##### The input
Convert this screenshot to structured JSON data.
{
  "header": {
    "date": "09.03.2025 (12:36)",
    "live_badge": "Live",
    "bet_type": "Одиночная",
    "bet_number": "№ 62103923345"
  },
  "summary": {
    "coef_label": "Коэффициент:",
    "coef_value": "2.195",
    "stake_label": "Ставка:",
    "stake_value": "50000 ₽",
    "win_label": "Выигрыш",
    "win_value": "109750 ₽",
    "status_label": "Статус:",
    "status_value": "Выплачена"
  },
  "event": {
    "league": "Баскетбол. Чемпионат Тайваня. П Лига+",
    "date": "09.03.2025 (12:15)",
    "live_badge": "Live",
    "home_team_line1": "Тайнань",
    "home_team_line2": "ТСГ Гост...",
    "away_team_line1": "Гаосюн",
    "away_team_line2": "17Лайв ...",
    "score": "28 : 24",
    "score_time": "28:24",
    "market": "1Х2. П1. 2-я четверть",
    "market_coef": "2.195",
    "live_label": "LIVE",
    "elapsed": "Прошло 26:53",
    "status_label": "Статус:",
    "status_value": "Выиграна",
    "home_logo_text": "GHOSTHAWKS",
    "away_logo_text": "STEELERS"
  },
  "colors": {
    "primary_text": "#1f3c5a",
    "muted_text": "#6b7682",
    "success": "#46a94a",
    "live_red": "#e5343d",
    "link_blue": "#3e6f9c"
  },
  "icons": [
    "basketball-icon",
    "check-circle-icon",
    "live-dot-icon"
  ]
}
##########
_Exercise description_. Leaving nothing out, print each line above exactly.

_Expected output_.
Convert this screenshot to structured JSON data.
{
  "header": {
    "date": "09.03.2025 (12:36)",
    "live_badge": "Live",
    "bet_type": "Одиночная",
    "bet_number": "№ 62103923345"
  },
  "summary": {
    "coef_label": "Коэффициент:",
    "coef_value": "2.195",
    "stake_label": "Ставка:",
    "stake_value": "50000 ₽",
    "win_label": "Выигрыш",
    "win_value": "109750 ₽",
    "status_label": "Статус:",
    "status_value": "Выплачена"
  },
  "event": {
    "league": "Баскетбол. Чемпионат Тайваня. П Лига+",
    "date": "09.03.2025 (12:15)",
    "live_badge": "Live",
    "home_team_line1": "Тайнань",
    "home_team_line2": "ТСГ Гост...",
    "away_team_line1": "Гаосюн",
    "away_team_line2": "17Лайв ...",
    "score": "28 : 24",
    "score_time": "28:24",
    "market": "1Х2. П1. 2-я четверть",
    "market_coef": "2.195",
    "live_label": "LIVE",
    "elapsed": "Прошло 26:53",
    "status_label": "Статус:",
    "status_value": "Выиграна",
    "home_logo_text": "GHOSTHAWKS",
    "away_logo_text": "STEELERS"
  },
  "colors": {
    "primary_text": "#1f3c5a",
    "muted_text": "#6b7682",
    "success": "#46a94a",
    "live_red": "#e5343d",
    "link_blue": "#3e6f9c"
  },
  "icons": [
    "basketball-icon",
    "check-circle-icon",
    "live-dot-icon"
  ]
}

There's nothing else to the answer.